General Lee had dispatched Humphreys’ Brigade as part of two divisions of the First Corps to the Western Theater of war after Longstreet’s assertion that “the best opportunity for great results is in Tennessee…I think we could accomplish more than by an advance from here.”
President Davis preferred that Lee himself go West, according to Shelby Foote, but “Lee demurred.” Davis acquiesced and by Sept 8, 1863, “the designated troops were on the move” to Northwest Georgia.
Four days later, a Saturday, the 13th Regiment “arrived at Weldon North Carolina at sunrise this morning,” Spartan Band diarist William H. Hill recorded.

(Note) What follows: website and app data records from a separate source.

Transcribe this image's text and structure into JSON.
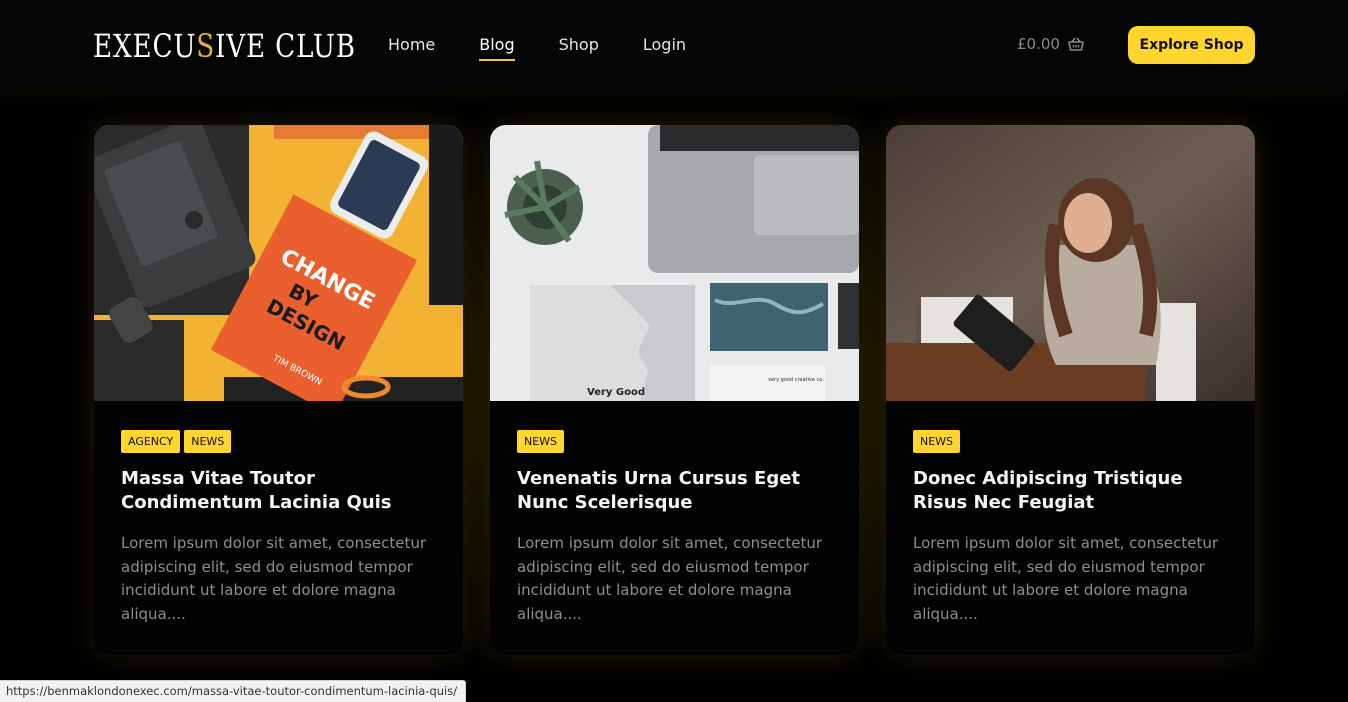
{
  "brand": {
    "logo_part1": "EXECU",
    "logo_accent": "S",
    "logo_part2": "IVE CLUB"
  },
  "nav": [
    {
      "label": "Home",
      "active": false
    },
    {
      "label": "Blog",
      "active": true
    },
    {
      "label": "Shop",
      "active": false
    },
    {
      "label": "Login",
      "active": false
    }
  ],
  "cart": {
    "total": "£0.00",
    "icon": "basket-icon"
  },
  "cta": {
    "label": "Explore Shop"
  },
  "colors": {
    "accent": "#ffd52e",
    "background": "#000000",
    "excerpt": "#8e8e8e"
  },
  "posts": [
    {
      "tags": [
        "AGENCY",
        "NEWS"
      ],
      "title": "Massa Vitae Toutor Condimentum Lacinia Quis",
      "excerpt": "Lorem ipsum dolor sit amet, consectetur adipiscing elit, sed do eiusmod tempor incididunt ut labore et dolore magna aliqua....",
      "image": {
        "subject": "flat-lay-design-book-photo",
        "book_line1": "CHANGE",
        "book_line2": "BY",
        "book_line3": "DESIGN",
        "book_author": "TIM BROWN"
      }
    },
    {
      "tags": [
        "NEWS"
      ],
      "title": "Venenatis Urna Cursus Eget Nunc Scelerisque",
      "excerpt": "Lorem ipsum dolor sit amet, consectetur adipiscing elit, sed do eiusmod tempor incididunt ut labore et dolore magna aliqua....",
      "image": {
        "subject": "laptop-plant-desk-photo",
        "paper_text": "Very Good",
        "small_card_text": "very good creative co."
      }
    },
    {
      "tags": [
        "NEWS"
      ],
      "title": "Donec Adipiscing Tristique Risus Nec Feugiat",
      "excerpt": "Lorem ipsum dolor sit amet, consectetur adipiscing elit, sed do eiusmod tempor incididunt ut labore et dolore magna aliqua....",
      "image": {
        "subject": "woman-with-tablet-cafe-photo"
      }
    }
  ],
  "status_url": "https://benmaklondonexec.com/massa-vitae-toutor-condimentum-lacinia-quis/"
}
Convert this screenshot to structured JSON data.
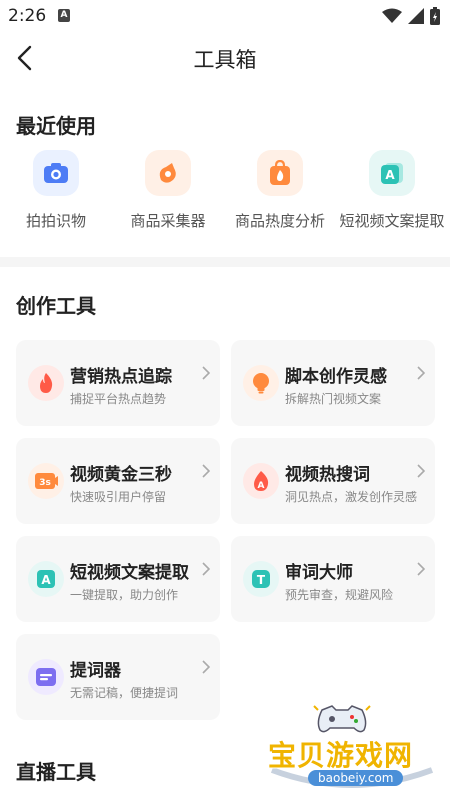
{
  "status": {
    "time": "2:26",
    "notif_glyph": "A"
  },
  "nav": {
    "title": "工具箱",
    "back_icon": "chevron-left-icon"
  },
  "recent": {
    "title": "最近使用",
    "items": [
      {
        "label": "拍拍识物",
        "icon": "camera-icon",
        "bg": "#eaf1ff",
        "fg": "#4d7cf5"
      },
      {
        "label": "商品采集器",
        "icon": "product-icon",
        "bg": "#fff0e6",
        "fg": "#ff8a3d"
      },
      {
        "label": "商品热度分析",
        "icon": "heat-bag-icon",
        "bg": "#fff0e6",
        "fg": "#ff8a3d"
      },
      {
        "label": "短视频文案提取",
        "icon": "text-extract-icon",
        "bg": "#e6f7f5",
        "fg": "#2cc2b5"
      }
    ]
  },
  "create": {
    "title": "创作工具",
    "cards": [
      {
        "title": "营销热点追踪",
        "sub": "捕捉平台热点趋势",
        "icon": "flame-icon",
        "bg": "#ffe9e6",
        "fg": "#ff5a47"
      },
      {
        "title": "脚本创作灵感",
        "sub": "拆解热门视频文案",
        "icon": "bulb-icon",
        "bg": "#fff0e6",
        "fg": "#ff8a3d"
      },
      {
        "title": "视频黄金三秒",
        "sub": "快速吸引用户停留",
        "icon": "three-seconds-icon",
        "bg": "#fff0e6",
        "fg": "#ff8a3d",
        "badge": "3s"
      },
      {
        "title": "视频热搜词",
        "sub": "洞见热点，激发创作灵感",
        "icon": "hot-search-icon",
        "bg": "#ffe9e6",
        "fg": "#ff5a47"
      },
      {
        "title": "短视频文案提取",
        "sub": "一键提取，助力创作",
        "icon": "text-extract-icon",
        "bg": "#e6f7f5",
        "fg": "#2cc2b5"
      },
      {
        "title": "审词大师",
        "sub": "预先审查，规避风险",
        "icon": "review-icon",
        "bg": "#e6f7f5",
        "fg": "#2cc2b5"
      },
      {
        "title": "提词器",
        "sub": "无需记稿，便捷提词",
        "icon": "teleprompter-icon",
        "bg": "#efeaff",
        "fg": "#7d6ef0"
      }
    ]
  },
  "live": {
    "title": "直播工具"
  },
  "watermark": {
    "name": "宝贝游戏网",
    "url": "baobeiy.com"
  }
}
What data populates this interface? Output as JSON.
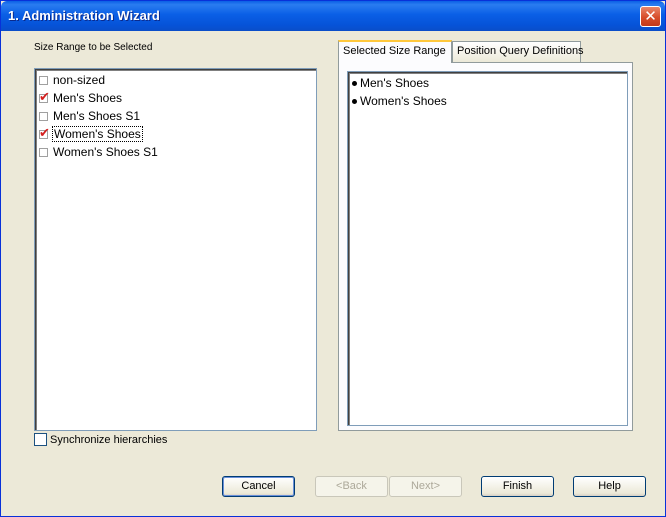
{
  "window": {
    "title": "1. Administration Wizard",
    "close_glyph": "✕"
  },
  "left": {
    "label": "Size Range to be Selected",
    "items": [
      {
        "label": "non-sized",
        "checked": false
      },
      {
        "label": "Men's Shoes",
        "checked": true
      },
      {
        "label": "Men's Shoes S1",
        "checked": false
      },
      {
        "label": "Women's Shoes",
        "checked": true,
        "focused": true
      },
      {
        "label": "Women's Shoes S1",
        "checked": false
      }
    ],
    "sync_label": "Synchronize hierarchies"
  },
  "tabs": [
    {
      "label": "Selected Size Range",
      "active": true
    },
    {
      "label": "Position Query Definitions",
      "active": false
    }
  ],
  "selected_items": [
    "Men's Shoes",
    "Women's Shoes"
  ],
  "buttons": {
    "cancel": "Cancel",
    "back": "<Back",
    "next": "Next>",
    "finish": "Finish",
    "help": "Help"
  },
  "icons": {
    "check": "check-icon",
    "bullet": "bullet-icon",
    "close": "close-icon"
  }
}
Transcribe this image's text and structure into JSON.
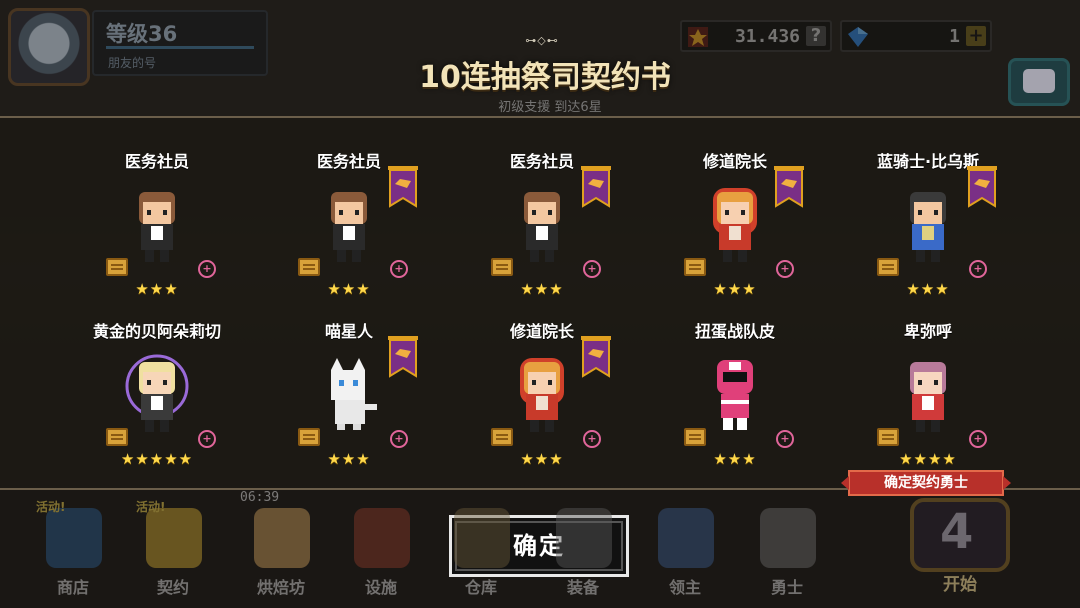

Weldon was a small village on the Roanoke River and though “nothing more than a few houses and a grocery or two,” according to 17th Regiment diarist Robert A. Moore, Hill wrote that it “is the junction of several railroads.” They had traveled 63 miles from Petersburg.
Humphreys’ “Brigade left Weldon at 2 p.m.,” Hill continued, “on the Raleigh and Gaston Railroad for Raleigh,” a distance of 97 miles. They made Raleigh about 2:30 a.m. on Sept. 13, where Moore said they were not allowed to leave the depot “owing to the little difficulty…a few days since” when some Georgia troops sacked the printing plant of the Raleigh Standard newspaper.
“The people of Raleigh & vicinity,” Moore continued, “are very disloyal.”
After a delay of two hours, they rolled on, passing through Hillsboro at noon, and Greensboro at 8 p.m.
“We met with a slight accident at the Yadkin River Bridge,” Hill wrote. “One of the cars ran off the track and several of the soldiers were bruised by the jolting, but none were seriously hurt.”
Most of the troops were riding on open flat cars, around the wheels of field pieces tied down in the center. Longstreet’s aide Moxley Sorrell marveled at it, recording that:
“Never before were so many troops moved over such worn-out railways. Never before were such crazy cars—passenger, baggage, mail, coal, box, platform, all and every sort wobbling on the jumping strap-iron—used for hauling good soldiers.”
Hill wrote that they arrived at Charlotte, North Carolina, in clear and warm weather, at 8 a.m. on Monday, Sept. 14, having covered 179 miles from Raleigh.
“The ladies are out to-night to welcome us,” Moore added. “They have nice viands [meats] which is very acceptable to the souldiers. God bless the ladies.”
Crossing into South Carolina, they were again rewarded with attentive citizens who “received us very kindly,” Hill wrote, “and at several depots the soldiers were provided with a bountiful supply of provisions, gratis.”